Consider the contradictions that exist in our current food trends: decadent foods taken to new, unholy heights versus whole, unprocessed foods made even more virtuous. A meal with no wait time versus thought-intensive, chef-driven dishes. Waffle fries versus quinoa. It was only a matter of time before we had a restaurant concept that mashes up these opposing trends, and GRUBSTAK, which opened a few weeks ago, does it without apology.
The main menu feature is called a “stak” – basically a bowl. Chef-designed Signature Staks start with a base of 50/50 regular and sweet potato waffle fries, greens, or quinoa, and are finished with a variety of braised meats, slow-roasted root vegetables, house-made sauces, and other toppings.
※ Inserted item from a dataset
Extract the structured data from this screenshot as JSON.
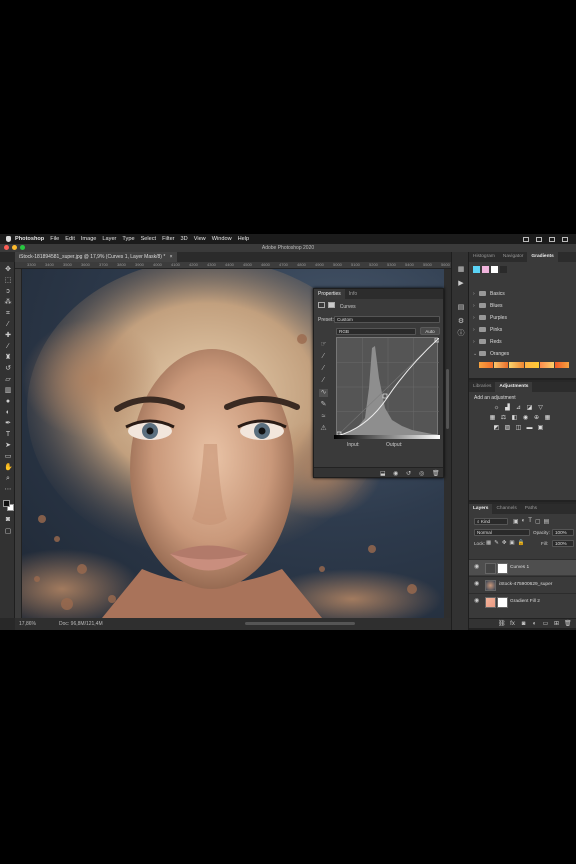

Choose your own adventure; go decadent with something like Sweet Lou’s BBQ Stak (fries, pork belly, barbecue beef, and slaw) or wholesome with something like the Power Garden Stak (quinoa, roasted sweet potatoes and parsnips, chicken, and pesto). Or, get creative with the variety of Grub Your Way options.
Beyond the Stak, you can order a Grubchetta, a grilled cheese/bruschetta mashup – or its final form, the Mac Attack, a mac and cheese sandwich with a shishito pesto dipping sauce. The sourdough bread used for these sandwiches comes from a local source used by many fine dining restaurants in the Valley, and is also used in Grubstak’s signature dessert, the Give Me S’more (bread pudding topped with marshmallow fudge sauce and a brûléed marshmallow).
The GRUB in GRUBSTAK comes from Colton Grubb, a familiar surname to many Arizonans – he’s the grandson of the late auto bigwig Lou Grubb. “It’s actually come full circle,” says Colton, that he should have a restaurant that highlights French fries, as his grandfather was originally a potato farmer in New York before moving to Arizona.
Seth Widdes, the culinary talent behind GRUBSTAK, has his own impressive pedigree; he’s worked both front and back of house for Beau MacMillan at Elements and Mark Tarbell at Tarbell’s.
That explains why even though an order at GRUBSTAK comes together in a matter of minutes, a peek behind the scenes shows that a great deal of thought and time goes into the restaurant’s mise en place. For example, the Golden Chicken in the Gold Rush Stak is cooked in the fat rendered from the pork belly that goes into other staks. “We’re about a 90 percent from-scratch kitchen,” says Widdes.
“I think we fit a niche [in downtown Gilbert] that was needed,” says Grubb. The food is “upscale,” as they say, but, “it’s not an hour-and-a-half wait-type situation,” like many other restaurants in the area boast on busy weekends. Even though the food is fast, GRUBSTAK is accommodating to those that want to hang out: There are big-screen TVs for watching the game, USB outlets for prolonged scrolling, and an option to buy a 24-ounce beer on tap (from a rotating selection of local craft beers) so you don’t have to make another trip to the front.
GRUBSTAK may be a good fit for Gilbert’s Heritage Marketplace, but Grubb says he’s already dreaming of franchises. “I believe there’s room for six to eight GRUBSTAKs throughout the Valley," he says.